The Lear Center commissioned online videos by digital artist/storyteller Joe Sabia, who remixed snippets from the TV episodes we studied in order to convey the flavor of our findings to a broad online audience.
Listen to Johanna Blakley discuss the report with radio host David Sirota.
We collaborated in this effort with Princeton Survey Research Associates International, who carried out a content analysis of 49 primetime shows using an instrument we designed. We selected episodes that addressed the War on Terror or the War on Drugs from ten highly-rated one hour network dramas: 24, CSI, CSI: Miami, The Good Wife, House, Law & Order, Law & Order: Los Angeles, Law & Order: SVU, NCIS and NCIS: Los Angeles. The aim was to analyze how terror or drug-related plots were portrayed rather than to assess how frequently these plots appeared. Each episode was subjected to a codebook with 145 variables and over 800 sub-variables.
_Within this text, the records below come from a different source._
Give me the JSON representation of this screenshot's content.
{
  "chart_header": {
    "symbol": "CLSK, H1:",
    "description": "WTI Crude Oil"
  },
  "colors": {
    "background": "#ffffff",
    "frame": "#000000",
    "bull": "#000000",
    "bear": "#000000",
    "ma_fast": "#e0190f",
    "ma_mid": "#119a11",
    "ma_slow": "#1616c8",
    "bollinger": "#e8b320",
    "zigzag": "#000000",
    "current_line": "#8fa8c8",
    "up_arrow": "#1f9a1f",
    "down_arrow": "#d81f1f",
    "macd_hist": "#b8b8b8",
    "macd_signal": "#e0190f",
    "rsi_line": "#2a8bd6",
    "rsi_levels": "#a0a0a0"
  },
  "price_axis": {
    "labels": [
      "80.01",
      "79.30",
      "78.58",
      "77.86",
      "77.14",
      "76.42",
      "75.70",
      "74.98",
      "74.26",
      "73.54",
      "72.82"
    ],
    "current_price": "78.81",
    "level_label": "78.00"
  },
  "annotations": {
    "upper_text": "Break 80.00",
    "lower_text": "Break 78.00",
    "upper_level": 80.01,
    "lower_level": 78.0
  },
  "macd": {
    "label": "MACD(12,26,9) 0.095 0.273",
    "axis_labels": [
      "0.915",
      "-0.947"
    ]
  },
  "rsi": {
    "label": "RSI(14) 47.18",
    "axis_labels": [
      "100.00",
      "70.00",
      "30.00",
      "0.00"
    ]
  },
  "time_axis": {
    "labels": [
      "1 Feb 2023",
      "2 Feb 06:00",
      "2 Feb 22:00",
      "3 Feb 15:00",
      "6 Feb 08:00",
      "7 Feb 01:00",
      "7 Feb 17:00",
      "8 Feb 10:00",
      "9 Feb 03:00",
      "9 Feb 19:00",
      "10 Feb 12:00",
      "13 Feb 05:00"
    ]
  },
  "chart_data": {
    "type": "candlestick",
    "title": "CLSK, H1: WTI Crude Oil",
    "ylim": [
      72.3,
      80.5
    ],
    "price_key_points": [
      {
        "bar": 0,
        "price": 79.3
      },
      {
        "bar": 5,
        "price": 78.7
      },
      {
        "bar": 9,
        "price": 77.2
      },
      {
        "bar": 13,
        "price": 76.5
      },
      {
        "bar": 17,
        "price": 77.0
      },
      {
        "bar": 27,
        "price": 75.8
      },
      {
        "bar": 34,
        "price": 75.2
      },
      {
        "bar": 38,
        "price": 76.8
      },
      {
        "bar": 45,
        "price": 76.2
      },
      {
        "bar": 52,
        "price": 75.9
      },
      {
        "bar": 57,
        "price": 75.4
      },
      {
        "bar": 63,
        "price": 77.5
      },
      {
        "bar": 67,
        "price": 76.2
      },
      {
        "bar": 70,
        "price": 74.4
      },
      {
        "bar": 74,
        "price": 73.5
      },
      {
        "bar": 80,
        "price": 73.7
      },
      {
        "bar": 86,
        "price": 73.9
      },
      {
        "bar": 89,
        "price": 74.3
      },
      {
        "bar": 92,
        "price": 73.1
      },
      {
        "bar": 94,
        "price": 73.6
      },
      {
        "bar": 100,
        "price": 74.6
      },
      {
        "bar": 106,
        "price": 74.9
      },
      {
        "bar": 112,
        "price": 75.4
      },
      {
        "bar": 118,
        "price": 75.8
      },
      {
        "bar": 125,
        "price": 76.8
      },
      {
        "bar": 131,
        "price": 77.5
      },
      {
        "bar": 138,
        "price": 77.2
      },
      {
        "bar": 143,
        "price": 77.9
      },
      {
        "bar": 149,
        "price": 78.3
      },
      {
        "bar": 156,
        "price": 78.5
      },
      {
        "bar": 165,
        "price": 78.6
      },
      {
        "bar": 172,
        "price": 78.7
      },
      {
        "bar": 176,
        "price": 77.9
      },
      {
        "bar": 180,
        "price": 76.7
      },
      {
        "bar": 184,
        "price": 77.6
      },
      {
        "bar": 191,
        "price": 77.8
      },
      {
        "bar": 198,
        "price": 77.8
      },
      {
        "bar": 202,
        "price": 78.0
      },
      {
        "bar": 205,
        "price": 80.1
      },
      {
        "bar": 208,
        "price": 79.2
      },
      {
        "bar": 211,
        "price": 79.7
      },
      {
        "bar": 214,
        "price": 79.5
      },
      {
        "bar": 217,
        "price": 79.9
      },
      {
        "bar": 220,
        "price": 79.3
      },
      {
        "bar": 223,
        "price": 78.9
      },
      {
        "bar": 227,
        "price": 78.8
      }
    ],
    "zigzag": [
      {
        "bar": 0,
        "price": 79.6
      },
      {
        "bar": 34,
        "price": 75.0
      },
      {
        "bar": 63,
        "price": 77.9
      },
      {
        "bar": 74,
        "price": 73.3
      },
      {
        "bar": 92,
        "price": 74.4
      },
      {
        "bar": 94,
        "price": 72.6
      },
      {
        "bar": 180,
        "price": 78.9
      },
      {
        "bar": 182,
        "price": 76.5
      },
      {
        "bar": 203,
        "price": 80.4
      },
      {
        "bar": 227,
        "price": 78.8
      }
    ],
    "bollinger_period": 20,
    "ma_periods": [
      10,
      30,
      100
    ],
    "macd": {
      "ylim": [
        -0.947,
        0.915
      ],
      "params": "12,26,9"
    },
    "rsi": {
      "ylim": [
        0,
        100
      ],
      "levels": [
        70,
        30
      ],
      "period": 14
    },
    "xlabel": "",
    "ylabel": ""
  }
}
The report focuses on six key findings:
1. In TV storylines about the War on Drugs, drug users are not arrested and drug suspects are often portrayed as morally ambiguous or even heroic.
2. These TV episodes reflect that the vast majority of drug users (and likely offenders) in the U.S. are white. But the episodes don’t depict the other half of the story — that people of color are disproportionately arrested, convicted and incarcerated.
3. In these TV dramas, minorities are not depicted as perpetrators in the War on Terror. Most of the terrorists are white American citizens.
4. Primetime depicts a surprisingly sterilized version of the War on Terror in which torture, extraordinary rendition and racial and religious profiling rarely occur.
5. Military force and government violence are depicted on TV as legal but often ineffective in the War on Terror and the War on Drugs.
6. The legal system and the judicial process are rarely depicted in War on Terror and War on Drugs storylines.
In an effort to contextualize this research and how it might come into dialogue with other conversations about the War on Drugs and the War on Terror, we included recent public opinion survey data about these wars as well as data about how the government and the justice system, in particular, are conducting them. We think viewing these three types of data together — that is, depictions on television, public opinion and statistics about real world practices — is the best way to begin an informed conversation about how these wars are being carried out and understood in America.
Funding for this work was provided by the ACLU, but the report was written independently of the ACLU, reflecting only the analysis of its authors, Lear Center researchers Johanna Blakley and Sheena Nahm.